## [What you will do]
Only an exact copy of the records below will serve as the answer.
↓↓↓
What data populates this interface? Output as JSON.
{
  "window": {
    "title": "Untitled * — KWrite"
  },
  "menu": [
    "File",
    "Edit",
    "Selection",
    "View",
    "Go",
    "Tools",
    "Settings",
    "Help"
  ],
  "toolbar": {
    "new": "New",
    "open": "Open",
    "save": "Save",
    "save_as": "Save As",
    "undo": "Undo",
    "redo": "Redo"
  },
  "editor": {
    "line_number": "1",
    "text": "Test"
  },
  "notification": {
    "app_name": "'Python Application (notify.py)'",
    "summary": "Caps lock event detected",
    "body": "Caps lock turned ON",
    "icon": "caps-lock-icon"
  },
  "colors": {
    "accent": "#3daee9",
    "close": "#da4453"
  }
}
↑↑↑
## [Written solution]
What data populates this interface? Output as JSON.
{
  "window": {
    "title": "Untitled * — KWrite"
  },
  "menu": [
    "File",
    "Edit",
    "Selection",
    "View",
    "Go",
    "Tools",
    "Settings",
    "Help"
  ],
  "toolbar": {
    "new": "New",
    "open": "Open",
    "save": "Save",
    "save_as": "Save As",
    "undo": "Undo",
    "redo": "Redo"
  },
  "editor": {
    "line_number": "1",
    "text": "Test"
  },
  "notification": {
    "app_name": "'Python Application (notify.py)'",
    "summary": "Caps lock event detected",
    "body": "Caps lock turned ON",
    "icon": "caps-lock-icon"
  },
  "colors": {
    "accent": "#3daee9",
    "close": "#da4453"
  }
}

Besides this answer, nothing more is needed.